The gull flock did hold a few sleepy Lapwings, always good to see this lovely bird and this year they seem to have had a good breeding season, at least in this area, with plenty of local sites reporting good numbers.

A quick stop at the Feeding Station was quiet to start with and no sign of the stars of the show, the Brown Rats. Slowly birds started to return to to the feeders, Goldfinches and Chaffinches and a couple of Great Tits but as numbers built a little male Sparrowhawk belted through like greased lightning scattering all and sundry. It was that fast we must have blinked as it was going through as we totally missed it and right under our nose it was too!
A quick look from the Harrier Hide gave us lots of Gadwalls and an unlikely 'family' of a pair of Little Grebes with a young Great Crested Grebe sat with them.

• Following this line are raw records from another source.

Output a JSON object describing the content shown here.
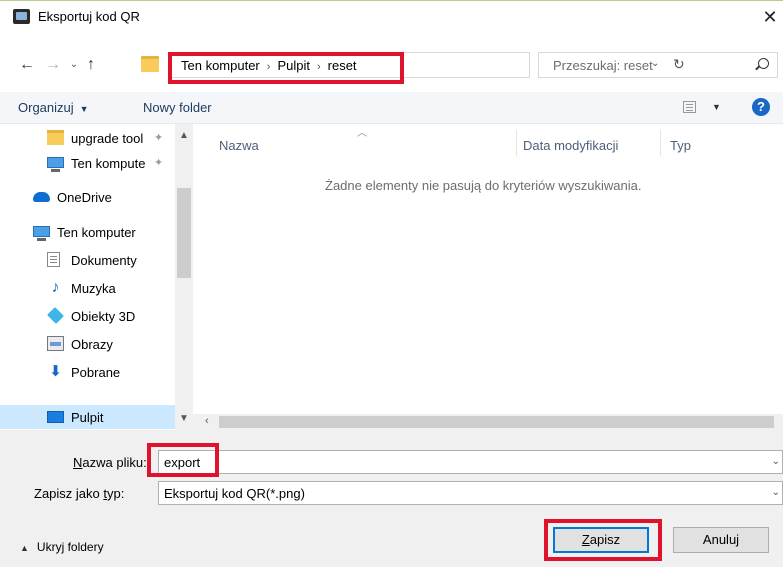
{
  "window": {
    "title": "Eksportuj kod QR",
    "close_glyph": "✕"
  },
  "address": {
    "crumbs": [
      "Ten komputer",
      "Pulpit",
      "reset"
    ],
    "search_placeholder": "Przeszukaj: reset"
  },
  "toolbar": {
    "organize_label": "Organizuj",
    "new_folder_label": "Nowy folder",
    "help_label": "?"
  },
  "navpane": {
    "items": [
      {
        "label": "upgrade tool",
        "icon": "folder-icon",
        "pinned": true
      },
      {
        "label": "Ten kompute",
        "icon": "computer-icon",
        "pinned": true
      },
      {
        "label": "OneDrive",
        "icon": "cloud-icon",
        "pinned": false
      },
      {
        "label": "Ten komputer",
        "icon": "computer-icon",
        "pinned": false
      },
      {
        "label": "Dokumenty",
        "icon": "document-icon",
        "pinned": false
      },
      {
        "label": "Muzyka",
        "icon": "music-icon",
        "pinned": false
      },
      {
        "label": "Obiekty 3D",
        "icon": "cube-icon",
        "pinned": false
      },
      {
        "label": "Obrazy",
        "icon": "picture-icon",
        "pinned": false
      },
      {
        "label": "Pobrane",
        "icon": "download-icon",
        "pinned": false
      },
      {
        "label": "Pulpit",
        "icon": "desktop-icon",
        "pinned": false,
        "selected": true
      }
    ]
  },
  "filepane": {
    "columns": [
      "Nazwa",
      "Data modyfikacji",
      "Typ"
    ],
    "empty_message": "Żadne elementy nie pasują do kryteriów wyszukiwania."
  },
  "form": {
    "filename_label_u": "N",
    "filename_label_rest": "azwa pliku:",
    "filename_value": "export",
    "type_label_pre": "Zapisz jako ",
    "type_label_u": "t",
    "type_label_rest": "yp:",
    "type_value": "Eksportuj kod QR(*.png)"
  },
  "footer": {
    "hide_folders_label": "Ukryj foldery",
    "save_label_u": "Z",
    "save_label_rest": "apisz",
    "cancel_label": "Anuluj"
  },
  "colors": {
    "highlight": "#e0132f",
    "selection": "#cce8ff",
    "accent": "#0078d7"
  }
}
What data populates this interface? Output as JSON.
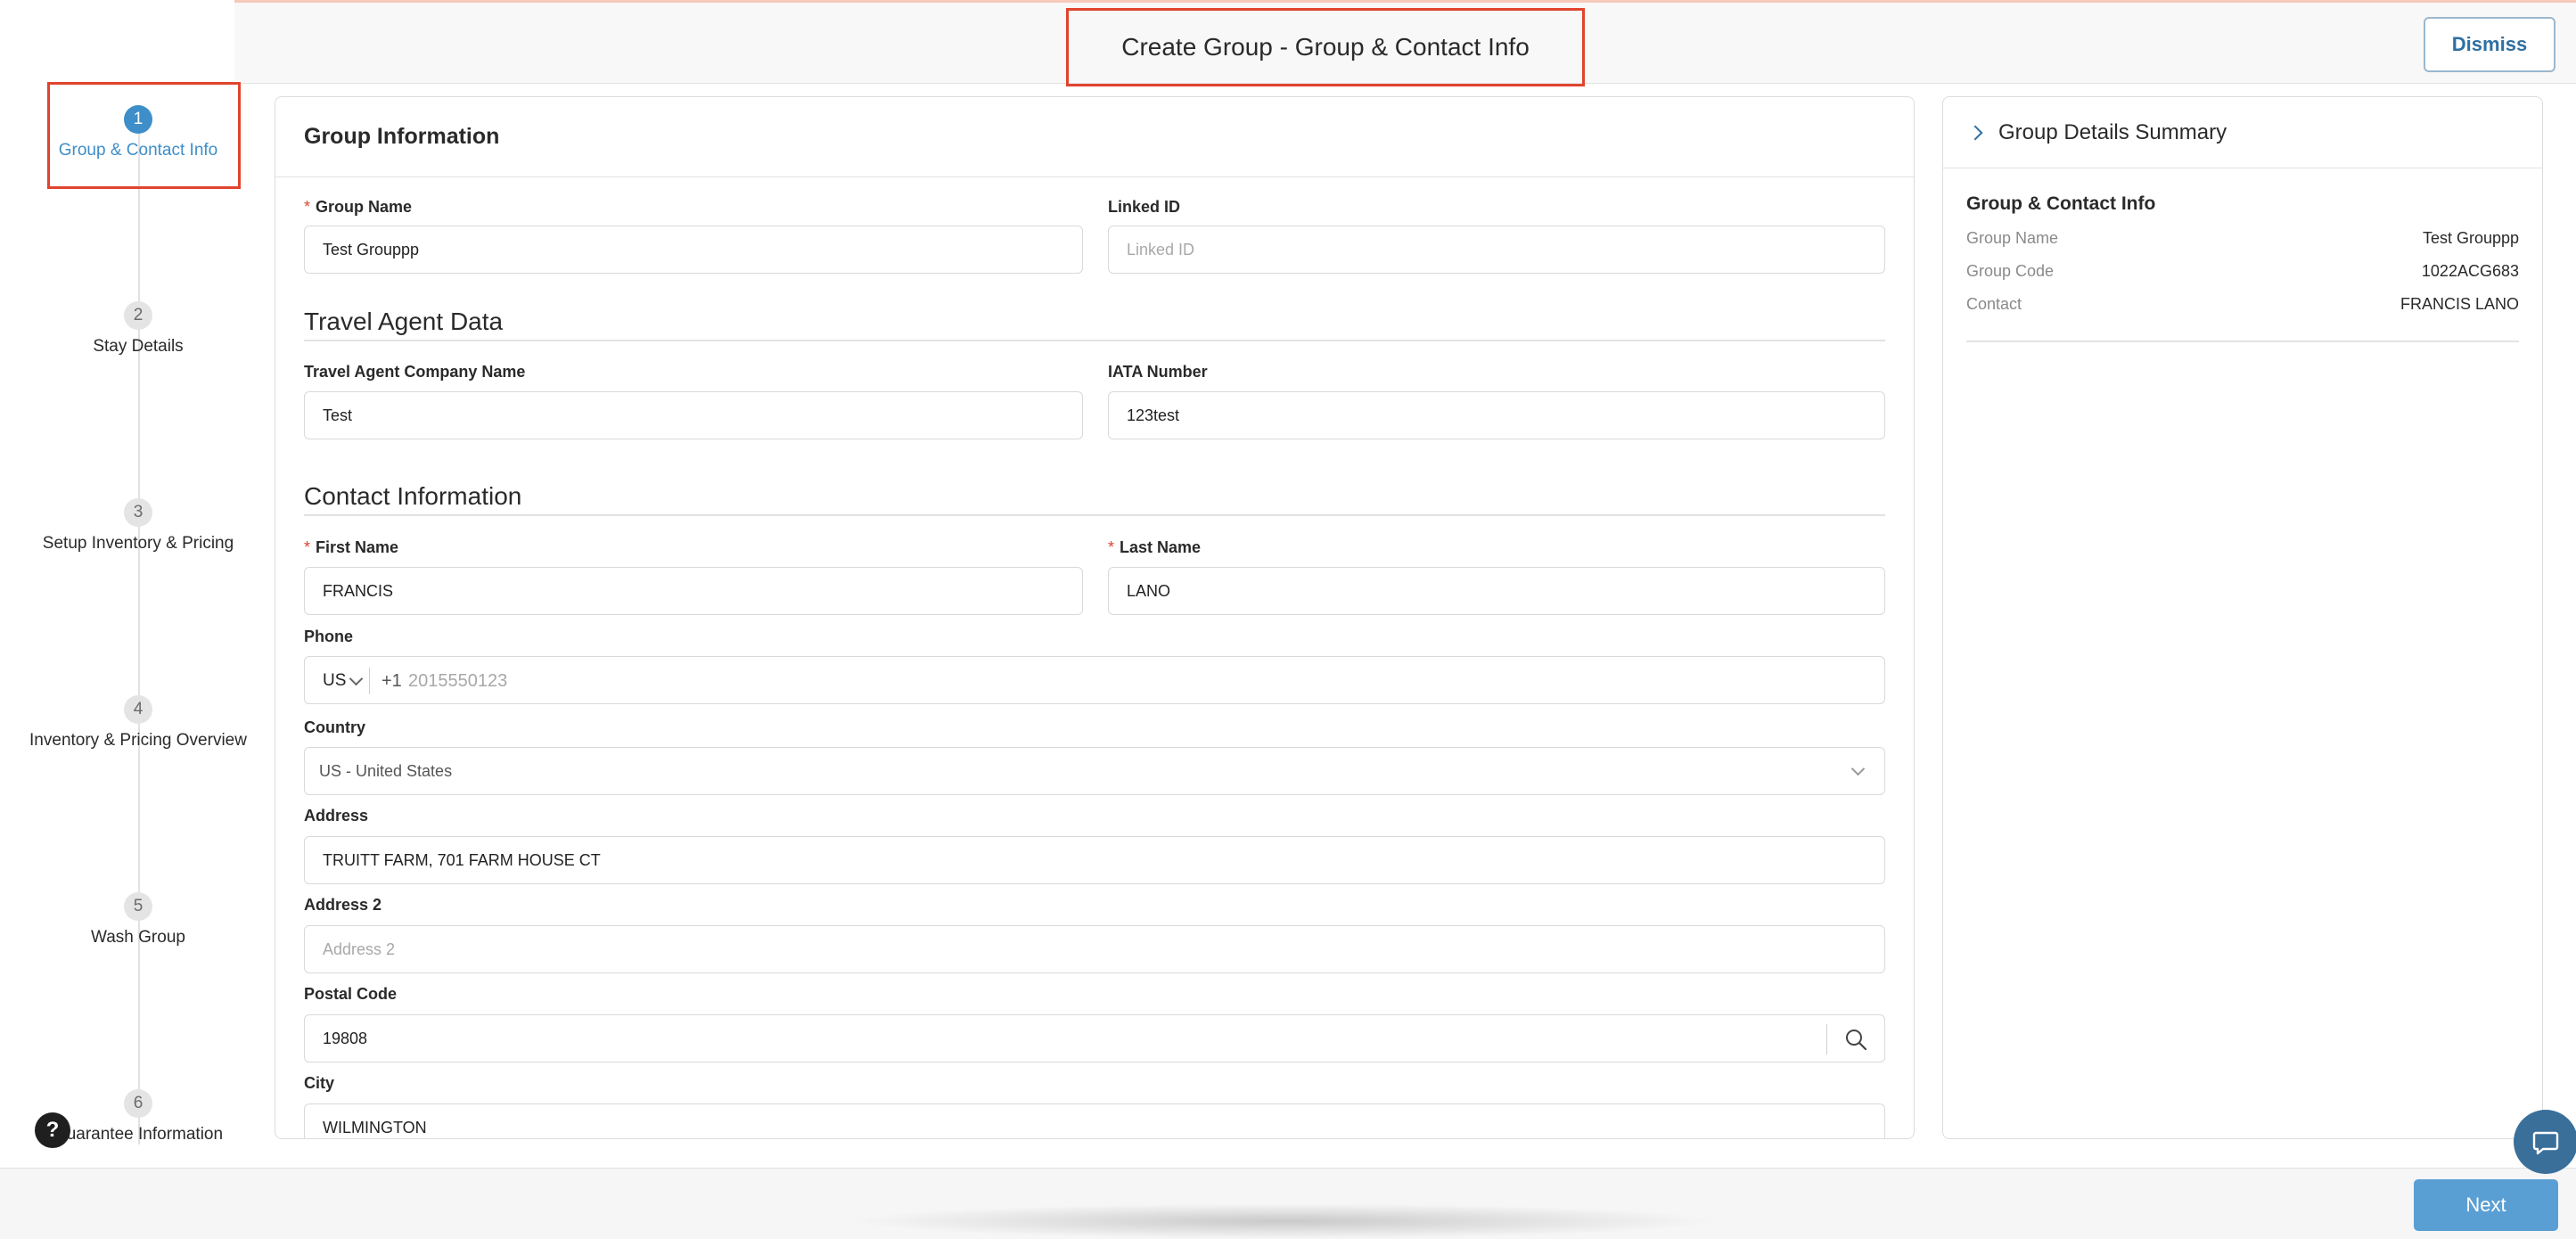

With not great deal on offer A had spotted a new construction off to the right he'd never seen before not having visited for quite some time. It was the new hide - "How on earth do you get out there?" he asked. Easy-peasy walk this way...Turned out it was a good move rain came down heavily on the way keeping all others away and giving us an empty hide to enjoy our lunch and some stunning views of a Marsh Harrier as it swooped low over the water disturbing Lapwings, Black Tailed Godwits and a lovely wisp of about a dozen or so Snipe.








A superb twenty minutes or so of aerobatic skills in the stiff breeze. We've still never seen them catch anything other than gull chicks and dead goose/swan carrion but as this one appears to have a full crop we assume it must have eaten something fairly sizeable not so long ago. 

Back at the visitor centre there is a ool of captive ducks that we almost invariably ignore apart to think should we take a pic of the tame Eiders???  Well today we did.

Not much else was seen on our travels around the rest of the reserve but we did have our first Common Darter of the season. It was a bit gloomy and the little dragon wouldn't face the front but we fired off a few shots anyway.

All too soon our time was up and we had to leave. A great day out in good company.

Where to next? More of the same coming up.shortly.

In the meantime let us know who's doing the swooping in your outback.

Enjoy your wildlife, there's plenty right outside your front door. But take care and maintain that safe social distance.